During the five or so years that I have been writing the Word of the Day feature for the Visual Thesaurus, I have noticed a pattern: certain words in English that sound and feel just right — words that are easy to remember and fun to use because their sound seems to evoke the thing they stand for so well — are often of unknown, obscure, or disputed origins. Is this just a coincidence? Read on and decide for yourself.
English borrows freely and openly from other languages and always has done, so in principle there is no need for a foreign word to slip into the mainstream without presenting credentials, like a furtive immigrant seeking menial employment. When foreign words enter English they normally carry the proper documentation, and dictionaries duly record this in etymologies, even if the word undergoes some change in pronunciation to make it easier for English speakers to get their tongues around it. This would suggest that uncredentialed English words are probably not foreign imports at all, but more likely to be native-born. So the question is, where do they come from and why is there no better record of their origins?
Let's start with a case in point: scam. It's a fantastic word that sounds just like what it is! It's short, easy to pronounce, regular in inflection, and in widespread use now as a noun and a verb, readily participating in common syntactic patterns of those two parts of speech, as the following citations show:
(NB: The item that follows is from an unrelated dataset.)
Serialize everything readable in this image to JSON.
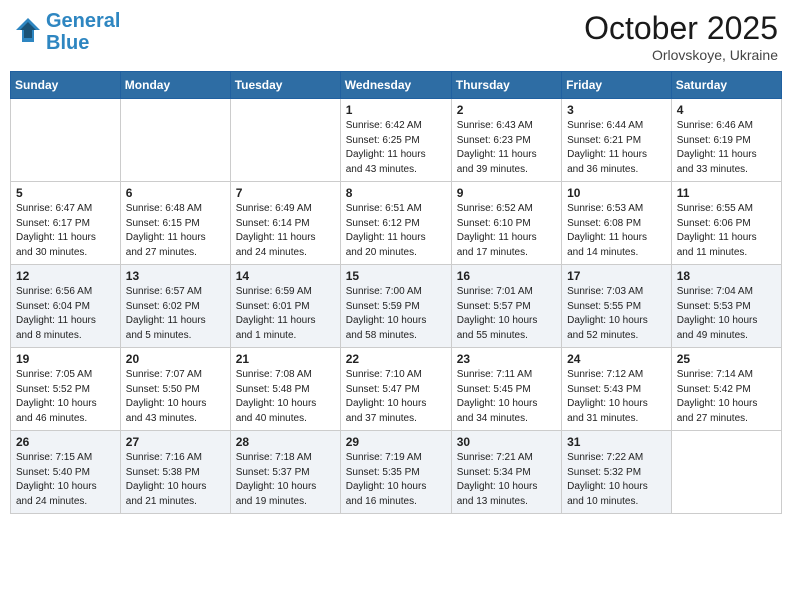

There have been some attempts to find credible earlier citations of scam but it truly stepped into the limelight in 1963, when it appeared as both noun and verb in a Time magazine article, in both cases in a direct quotation. The person being quoted was the late movie actor Steve McQueen who, before his stardom, spent time in the merchant marine, a boys' reform school, the criminal underworld, and a traveling carnival: places in which he would have been exposed to the vernaculars associated with each of those demimondes. Scam probably came from one of them but there is no sense in the Time article that McQueen is introducing it to English. He doesn't gloss it and neither do the magazine's editors, which suggests that by this time, scam was likely to have been understood by the reading public. So there it is: a word that most people know, but that nobody really knows the origins of.
I think the rise to respectability from obscurity achieved by scam is a likely career path for a certain kind of word: one that does its job well in a marginal speech community, where it probably has not been subject to scholarly inquiry or (before the Internet age) appeared in print. Such words may find easy employment when they are introduced to increasingly widening circles. Several other generally known one-syllable words may well have come into English in a similar way, including barf, drudge, quid, snit, tosh, and zit. All of these words are of unknown or indistinct origin, but they all have the virtue of good sound sense, and of following a sound pattern that is completely at home in English: a short vowel bookended by single consonant sounds or consonant pairs.
A related factor that may aid entrée into the mainstream lexicon of dialectal items can be illustrated by some two-syllable words. The suffix -le is old, native, versatile, and frequent in English. It is traceable to Old English (where it is usually -el) and has several uses: perhaps most frequently as a frequentative for verbs (bobble, curdle, sniffle), but also to form deverbal adjectives with a sense of "apt to" (brittle, fickle, nimble), and nouns that denote an appliance or tool (thimble, handle). For a word that would merge seamlessly into the mainstream lexicon, what better choice could it make than to don the familiar apparel of a versatile laborer and get down to work? Several two-syllable English words end in -le but behind this costume lurks the stigma of "origin unknown": the words appear in sound and spelling to follow a well-worn formula for English words but they cannot produce their pedigree, or lay claim to any of the established uses of the -le suffix: some examples of this pattern are cuddle, dawdle, kibble, skiffle, and wheedle. The first two and the last are verbs and look like they could be frequentatives — but frequentatives of what? Their stems do not support this derivation. Two other verbs about which etymologists speculate the frequentative -le suffix is at work but which lack the paper trail are dabble and ripple.
A third means by which words of uncertain birth may gain currency in English while flying below the radar of scholarly inquiry is what I call the jester's hat syndrome. It is best illustrated with some longer words. Several words of three or four syllables in English seem to announce their fancifulness just by the way they sound, and even if you've never heard them before, the first time is usually enough to fix them in your mind as words connected with nonsense, merriment, or burlesque. It would be against our instincts to take a word like bamboozle or foofaraw seriously: they lack the dignity we associate with words that look like they came from Latin (like dignity and associate, for example) and so perhaps we drop the pretense of assuming they have anything sobering to say. We welcome them in conversation as we would welcome a jester at a party, assuming that his presence is an invitation to enjoyment. No one asks the jester who invited him or where he came from, and so perhaps it is with words like this, that make themselves at home in English on the basis of conviviality before anyone bothers to investigate their backstories. Other words of unknown origin that fit this category include canoodle, codswallop, hornswoggle, and lollygag.
Perhaps the common theme to all three categories I've examined here is that if you do your job well, it doesn't really matter what's on your CV, and by the time anyone gets around to asking for your CV it has conveniently been lost.